DEPA and Gazprom, Greece's biggest natural gas supplier, are already in talks to arrive at a settlement, the officials told Reuters on Monday on condition of anonymity. If no agreement is found by year-end, the Greek side may go into arbitration.
"An agreement has to be found by the end of the year, after which point either side may contractually refer the matter to arbitration," one of the sources said on condition of anonymity.
Greek government officials stated earlier this year that state-controlled DEPA would ask Gazprom for lower prices, but they did not reveal the size of the requested cut.
Gazprom has already agreed to revise long-term gas supply contracts with customers in Europe, where it generates around 55% of its revenues, making "retroactive payments" to avoid losing business.
Russia's gas monopolist is also under pressure by European regulators investigating suspected anti-competitive pricing. Gazprom sales to Greece, which began in 1996, are not under investigation, the Greek officials said.
Gazprom is DEPA's biggest supplier, accounting for about sixty percent of purchases. DEPA imported 2.3 billion cubic metres (bcm) of Gazprom gas in 2012, compared with 2.8 bcm it can import each year under the terms of their contract, which expires at the end of 2016 and will most likely be extended.
DEPA was among the first European companies to obtain a rebate from Gazprom in 2011, of about 7%. But the Greeks are now seeking deeper cuts.
DEPA pays Gazprom about $470 per 1,000 cubic metres of gas, according to the Greek energy industry sources. That is 20% more than the weighted average price paid by a group of other western European countries including France, Germany, Italy and Netherlands, according to independent estimates based on official data, they added.
"Market conditions across Europe have changed since the last time prices were reviewed in 2011," said one of the officials.
DEPA wants its Gazprom contracts to reflect hub indexation, away from a current model that links its supply prices to those for crude oil, fuel oil and gasoil.
Gazprom is treating Greece as part of its Eastern European markets, which are usually charged higher prices than western ones, the Greek officials said. The Russians argue they charge Greece more because it is a small market that is not connected with western European gas hubs, they added.
Focus on privatisation
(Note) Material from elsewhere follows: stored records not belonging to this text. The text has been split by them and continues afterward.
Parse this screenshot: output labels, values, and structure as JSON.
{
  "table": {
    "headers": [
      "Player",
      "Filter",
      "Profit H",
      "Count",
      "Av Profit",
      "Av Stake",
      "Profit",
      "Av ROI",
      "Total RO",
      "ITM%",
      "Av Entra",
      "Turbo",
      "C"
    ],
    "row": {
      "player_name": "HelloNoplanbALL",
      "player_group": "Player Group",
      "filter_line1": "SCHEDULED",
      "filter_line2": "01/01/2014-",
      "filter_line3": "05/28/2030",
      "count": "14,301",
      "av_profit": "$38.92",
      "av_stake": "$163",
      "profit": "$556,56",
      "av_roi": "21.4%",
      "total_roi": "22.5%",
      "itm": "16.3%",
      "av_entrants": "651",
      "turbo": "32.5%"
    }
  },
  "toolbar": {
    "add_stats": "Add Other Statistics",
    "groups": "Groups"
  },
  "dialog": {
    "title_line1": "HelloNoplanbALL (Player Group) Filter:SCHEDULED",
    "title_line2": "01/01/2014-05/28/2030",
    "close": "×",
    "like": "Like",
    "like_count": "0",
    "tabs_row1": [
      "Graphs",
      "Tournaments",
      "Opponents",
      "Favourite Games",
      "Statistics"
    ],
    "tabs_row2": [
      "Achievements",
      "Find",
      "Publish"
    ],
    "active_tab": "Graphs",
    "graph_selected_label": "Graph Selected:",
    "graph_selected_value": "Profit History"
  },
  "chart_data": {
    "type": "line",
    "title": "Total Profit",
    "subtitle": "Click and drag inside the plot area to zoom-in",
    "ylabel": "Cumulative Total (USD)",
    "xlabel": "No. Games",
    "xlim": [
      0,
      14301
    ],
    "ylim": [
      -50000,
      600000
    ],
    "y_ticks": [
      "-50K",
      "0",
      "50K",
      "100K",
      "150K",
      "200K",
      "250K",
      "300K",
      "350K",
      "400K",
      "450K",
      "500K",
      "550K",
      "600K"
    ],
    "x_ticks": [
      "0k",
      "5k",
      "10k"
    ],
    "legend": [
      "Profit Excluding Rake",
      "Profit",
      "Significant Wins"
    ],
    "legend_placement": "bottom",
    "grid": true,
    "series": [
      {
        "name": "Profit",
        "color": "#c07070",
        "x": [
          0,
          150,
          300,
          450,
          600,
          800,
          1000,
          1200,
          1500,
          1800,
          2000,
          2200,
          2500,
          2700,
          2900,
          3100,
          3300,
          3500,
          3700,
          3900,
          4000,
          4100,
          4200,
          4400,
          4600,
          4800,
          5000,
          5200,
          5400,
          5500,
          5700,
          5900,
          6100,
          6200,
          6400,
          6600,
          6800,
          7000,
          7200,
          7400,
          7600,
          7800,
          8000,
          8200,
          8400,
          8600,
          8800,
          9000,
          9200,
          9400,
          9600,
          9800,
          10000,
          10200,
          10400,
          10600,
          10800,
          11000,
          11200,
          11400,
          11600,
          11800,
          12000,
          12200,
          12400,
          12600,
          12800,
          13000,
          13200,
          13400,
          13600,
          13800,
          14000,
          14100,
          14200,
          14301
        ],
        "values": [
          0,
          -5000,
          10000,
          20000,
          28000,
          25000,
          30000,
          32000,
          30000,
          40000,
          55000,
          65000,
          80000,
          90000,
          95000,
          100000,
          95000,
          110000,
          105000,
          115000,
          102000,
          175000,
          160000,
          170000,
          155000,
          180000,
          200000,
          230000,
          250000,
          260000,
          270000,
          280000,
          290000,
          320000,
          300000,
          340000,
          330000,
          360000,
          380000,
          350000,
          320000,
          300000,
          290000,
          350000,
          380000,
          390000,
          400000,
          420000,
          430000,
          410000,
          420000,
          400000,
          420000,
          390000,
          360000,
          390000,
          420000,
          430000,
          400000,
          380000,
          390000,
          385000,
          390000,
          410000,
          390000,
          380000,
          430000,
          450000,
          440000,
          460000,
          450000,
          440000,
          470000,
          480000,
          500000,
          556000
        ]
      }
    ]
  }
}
DEPA is under pressure to lower its prices from clients hit by Greece's economic depression. Cutting prices will also help it stay competitive in Greece's natural gas market, which was liberalised four years ago.
The company obtained a 10% reduction in LNG supply prices from Algeria's state-owned Sonatrach, its second-biggest gas supplier, at the end of last year.
Lower prices might also improve the prospects of DEPA's planned privatisation, required under Greece's bailout.
A previous attempt to sell DEPA failed in June when Gazprom surprisingly decided against submitting a binding offer. But Greek officials hope the new tender could attract more investor interest after DEPA's liquidity strains have since eased and Greece's role as a possible transit hub for gas has increased.
Arrears by electricity producers, DEPA's biggest client group, have fallen below €300 million from more than €400 million and are expected to drop to about €150 million by the end of the year, the sources said.
In June, Azerbaijan picked the Trans-Adriatic Pipeline (TAP), which will cross northern Greece, to ship much of its gas to western Europe.
DEPA has stayed profitable in the crisis, with net income of €134 million in 2012, including a 94-million-euro charge to settle a dispute with Greek utility PPC.
“[Full-year 2013] sales volumes are to be very close to last year's levels," a third source said. DEPA sold 3.94 bcm of natural gas in 2012, down 6.7% from the previous year.